Two recent EEOC lawsuits illustrate that the agency is serious about enforcing the Pregnancy Discrimination Act as interpreted in the U.S. Supreme Court’s 2015 Young v. UPS decision.
What it means: Employers must treat pregnant employees the same as they treat employees who have medical restrictions because of conditions other than pregnancy.
In Young v. UPS, the Supreme Court found that UPS routinely offered light duty to employees who had work restrictions because of a variety of medical conditions.
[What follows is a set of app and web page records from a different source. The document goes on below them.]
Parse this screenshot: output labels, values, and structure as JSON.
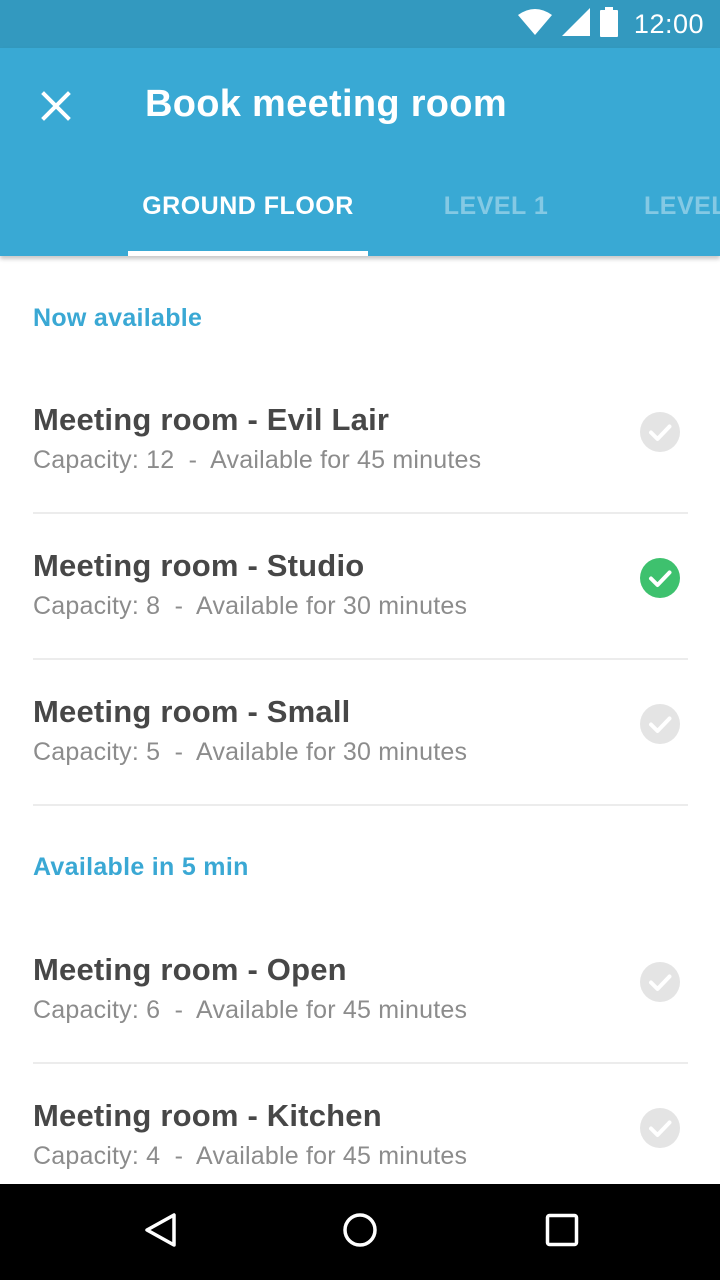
{
  "status_bar": {
    "time": "12:00",
    "icons": [
      "wifi-icon",
      "signal-icon",
      "battery-icon"
    ]
  },
  "app_bar": {
    "title": "Book meeting room",
    "close_icon": "close-icon",
    "tabs": [
      {
        "label": "GROUND FLOOR",
        "selected": true
      },
      {
        "label": "LEVEL 1",
        "selected": false
      },
      {
        "label": "LEVEL",
        "selected": false
      }
    ]
  },
  "sections": [
    {
      "header": "Now available",
      "rooms": [
        {
          "name": "Meeting room - Evil Lair",
          "capacity": "Capacity: 12",
          "separator": "-",
          "availability": "Available for 45 minutes",
          "selected": false
        },
        {
          "name": "Meeting room - Studio",
          "capacity": "Capacity: 8",
          "separator": "-",
          "availability": "Available for 30 minutes",
          "selected": true
        },
        {
          "name": "Meeting room - Small",
          "capacity": "Capacity: 5",
          "separator": "-",
          "availability": "Available for 30 minutes",
          "selected": false
        }
      ]
    },
    {
      "header": "Available in 5 min",
      "rooms": [
        {
          "name": "Meeting room - Open",
          "capacity": "Capacity: 6",
          "separator": "-",
          "availability": "Available for 45 minutes",
          "selected": false
        },
        {
          "name": "Meeting room - Kitchen",
          "capacity": "Capacity: 4",
          "separator": "-",
          "availability": "Available for 45 minutes",
          "selected": false
        }
      ]
    }
  ],
  "colors": {
    "status_bar": "#3399bf",
    "app_bar": "#39a9d4",
    "accent": "#3aa8d4",
    "check_selected": "#3ec16e",
    "check_unselected": "#e4e4e4"
  },
  "nav_bar": {
    "icons": [
      "back-icon",
      "home-icon",
      "recents-icon"
    ]
  }
}
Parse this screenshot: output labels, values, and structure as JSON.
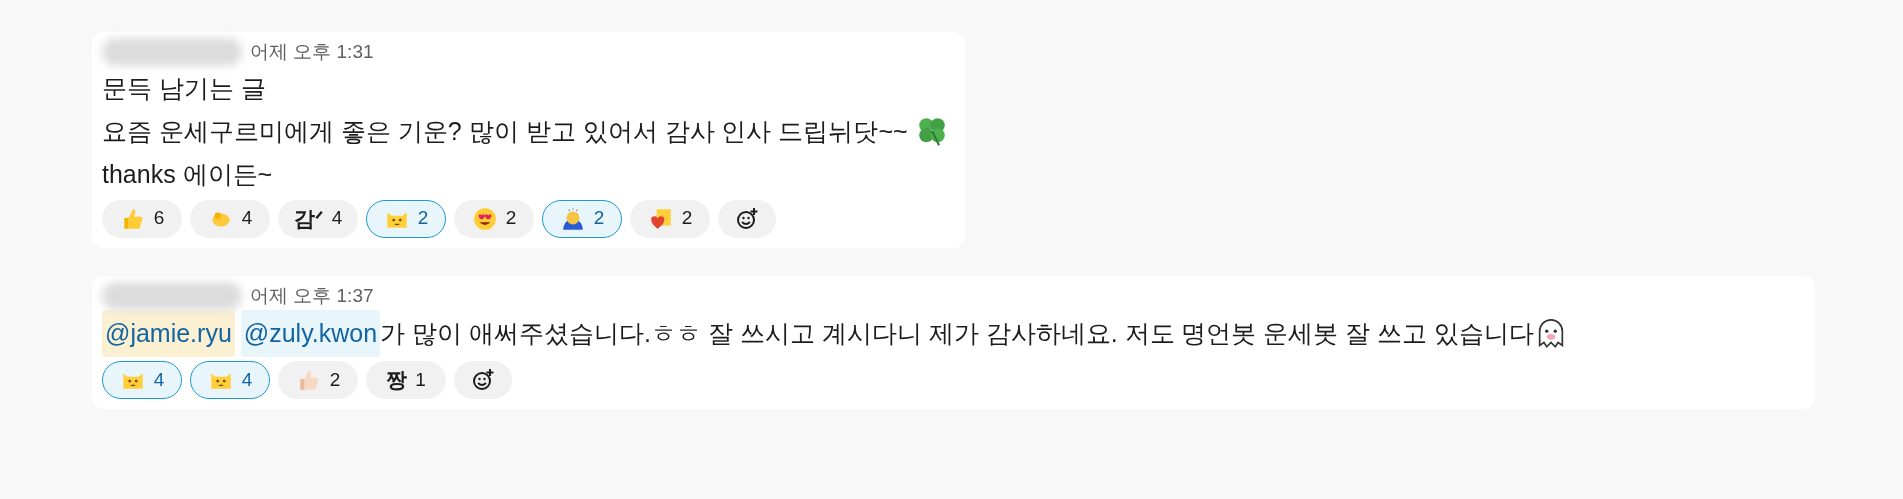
{
  "messages": [
    {
      "time": "어제 오후 1:31",
      "lines": [
        {
          "parts": [
            {
              "kind": "text",
              "text": "문득 남기는 글"
            }
          ]
        },
        {
          "parts": [
            {
              "kind": "text",
              "text": "요즘 운세구르미에게 좋은 기운? 많이 받고 있어서 감사 인사 드립뉘닷~~ "
            },
            {
              "kind": "clover"
            }
          ]
        },
        {
          "parts": [
            {
              "kind": "text",
              "text": "thanks 에이든~"
            }
          ]
        }
      ],
      "reactions": [
        {
          "kind": "thumbs",
          "count": "6",
          "selected": false
        },
        {
          "kind": "hand",
          "count": "4",
          "selected": false
        },
        {
          "kind": "label",
          "label": "감ᐟ",
          "count": "4",
          "selected": false
        },
        {
          "kind": "cat",
          "count": "2",
          "selected": true
        },
        {
          "kind": "hearteyes",
          "count": "2",
          "selected": false
        },
        {
          "kind": "bow",
          "count": "2",
          "selected": true
        },
        {
          "kind": "heartbox",
          "count": "2",
          "selected": false
        }
      ]
    },
    {
      "time": "어제 오후 1:37",
      "lines": [
        {
          "parts": [
            {
              "kind": "mention",
              "text": "@jamie.ryu",
              "self": true
            },
            {
              "kind": "mention",
              "text": "@zuly.kwon",
              "self": false
            },
            {
              "kind": "text",
              "text": "가 많이 애써주셨습니다.ㅎㅎ 잘 쓰시고 계시다니 제가 감사하네요. 저도 명언봇 운세봇 잘 쓰고 있습니다"
            },
            {
              "kind": "ghost"
            }
          ]
        }
      ],
      "reactions": [
        {
          "kind": "cat",
          "count": "4",
          "selected": true
        },
        {
          "kind": "cat",
          "count": "4",
          "selected": true
        },
        {
          "kind": "thumbslight",
          "count": "2",
          "selected": false
        },
        {
          "kind": "label",
          "label": "짱",
          "count": "1",
          "selected": false
        }
      ]
    }
  ]
}
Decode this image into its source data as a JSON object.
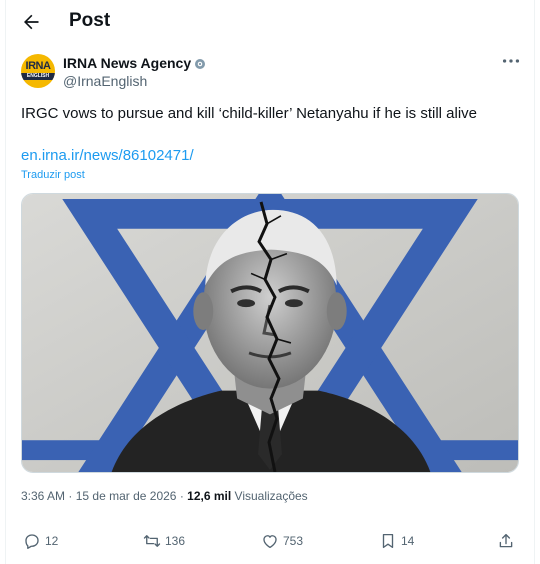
{
  "header": {
    "title": "Post",
    "back_icon": "arrow-left-icon"
  },
  "author": {
    "name": "IRNA News Agency",
    "handle": "@IrnaEnglish",
    "avatar_text": "IRNA",
    "avatar_subtext": "ENGLISH",
    "badge_icon": "government-badge-icon"
  },
  "tweet": {
    "text": "IRGC vows to pursue and kill ‘child-killer’ Netanyahu if he is still alive",
    "link": "en.irna.ir/news/86102471/",
    "translate": "Traduzir post"
  },
  "meta": {
    "time": "3:36 AM",
    "sep1": "·",
    "date": "15 de mar de 2026",
    "sep2": "·",
    "views_count": "12,6 mil",
    "views_label": "Visualizações"
  },
  "actions": {
    "replies": "12",
    "reposts": "136",
    "likes": "753",
    "bookmarks": "14"
  },
  "colors": {
    "accent": "#1d9bf0",
    "secondary_text": "#536471",
    "flag_blue": "#3a62b3"
  }
}
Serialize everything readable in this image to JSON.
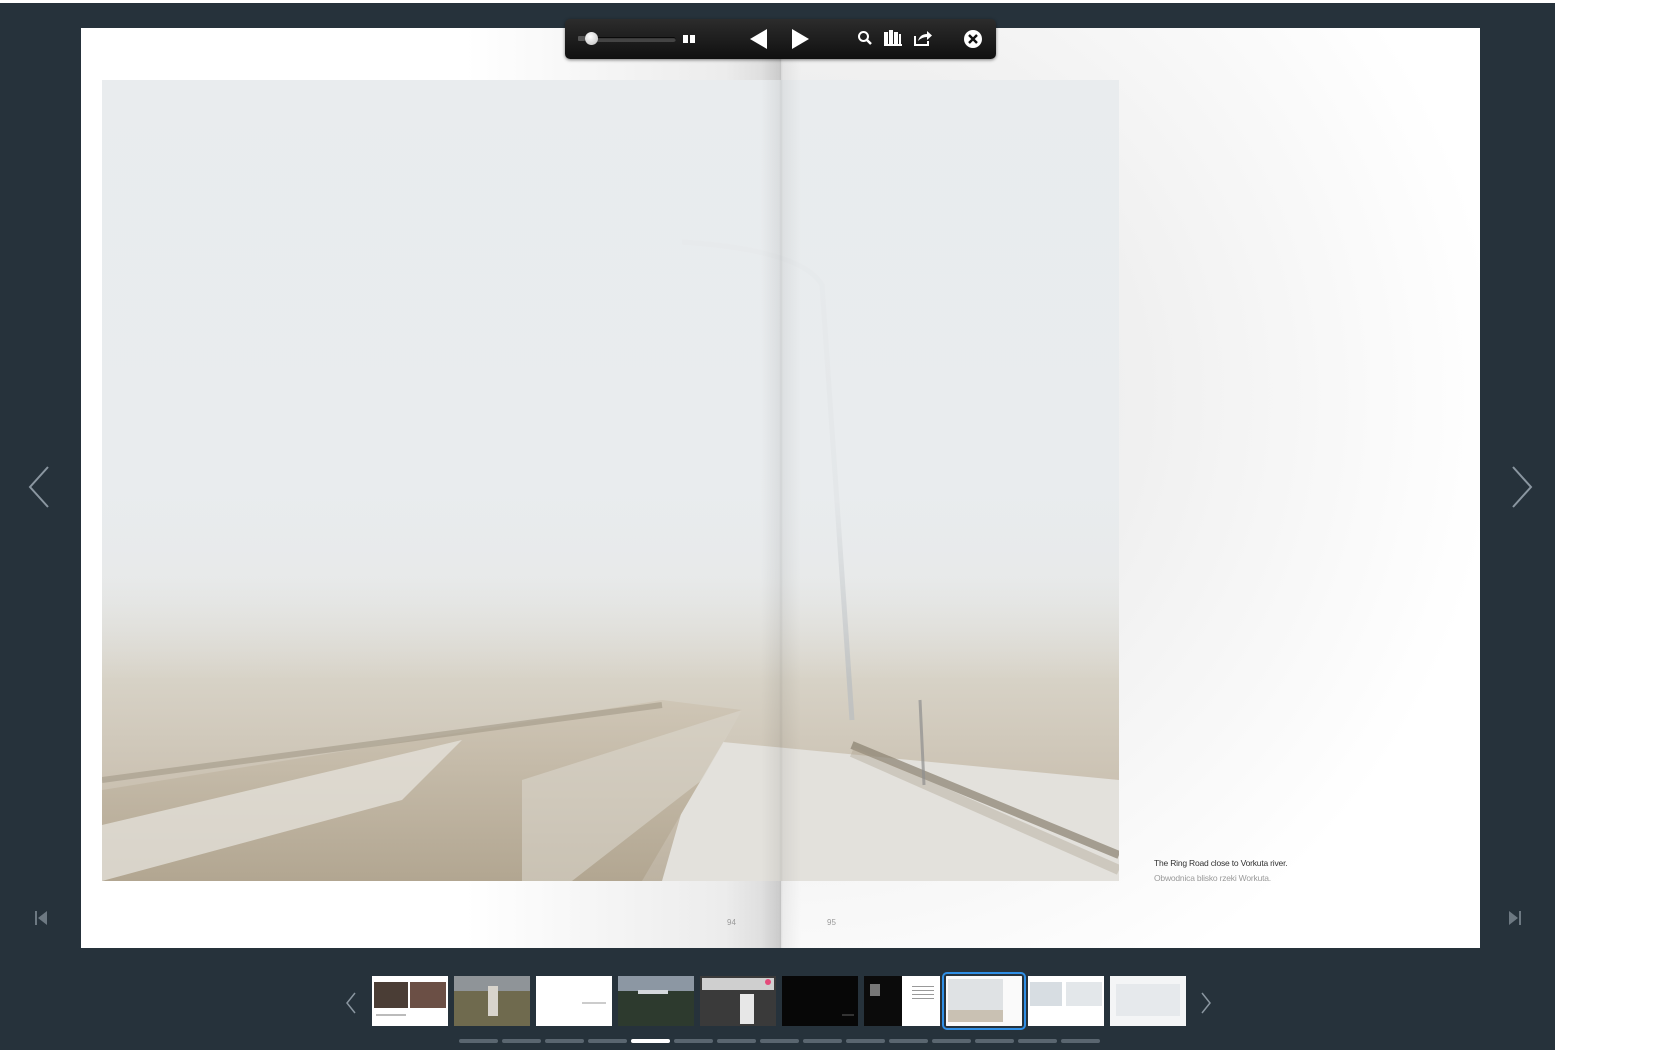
{
  "viewer": {
    "title": ""
  },
  "toolbar": {
    "zoom_level": 0.1,
    "buttons": [
      {
        "name": "zoom-slider-min-icon"
      },
      {
        "name": "two-page-view-icon"
      },
      {
        "name": "previous-page-icon"
      },
      {
        "name": "next-page-icon"
      },
      {
        "name": "search-icon"
      },
      {
        "name": "library-icon"
      },
      {
        "name": "share-icon"
      },
      {
        "name": "close-icon"
      }
    ]
  },
  "spread": {
    "left_page_number": "94",
    "right_page_number": "95",
    "caption_en": "The Ring Road close to Vorkuta river.",
    "caption_pl": "Obwodnica blisko rzeki Workuta."
  },
  "thumbnails": {
    "selected_index": 7,
    "count": 10
  },
  "pagination": {
    "count": 15,
    "active_index": 4
  },
  "colors": {
    "background": "#26323b",
    "selection": "#2f8fe6"
  }
}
It said denying similar light-duty work to pregnant employees with similar medical restrictions violated the PDA.
That’s almost precisely the situation alleged in a recent EEOC suit filed against a North Carolina company.
A certified nursing assistant claims Pruitthealth forced her to resign after her doctor placed a 20-pound lifting restriction during her pregnancy. In her complaint, the employee said other nursing assistants with non-pregnancy-related lifting restrictions were accommodated with lifting devices or by having a co-worker help them lift patients. The lawsuit claims the only difference is the reason—pregnancy—the lifting assistance is necessary. The EEOC claims that’s a clear violation of the PDA.
The PDA’s essential premise is that pregnancy discrimination is a form of sex discrimination. The second recent EEOC case alleges a more straightforward example of pregnancy bias: That without any medical evidence, the employer made paternalistic assumptions about work that was safe for pregnant workers to do.
In that case, Simmons Security and Protective Services in Kansas fired a security guard almost immediately after the supervisor who hired her learned she was pregnant. She was under no medical restrictions at the time. Even so, the supervisor claimed it wasn’t safe for her to perform the job while pregnant. The EEOC says that’s a PDA violation.
Advice: Only base decisions about pregnant employees on actual medical restrictions.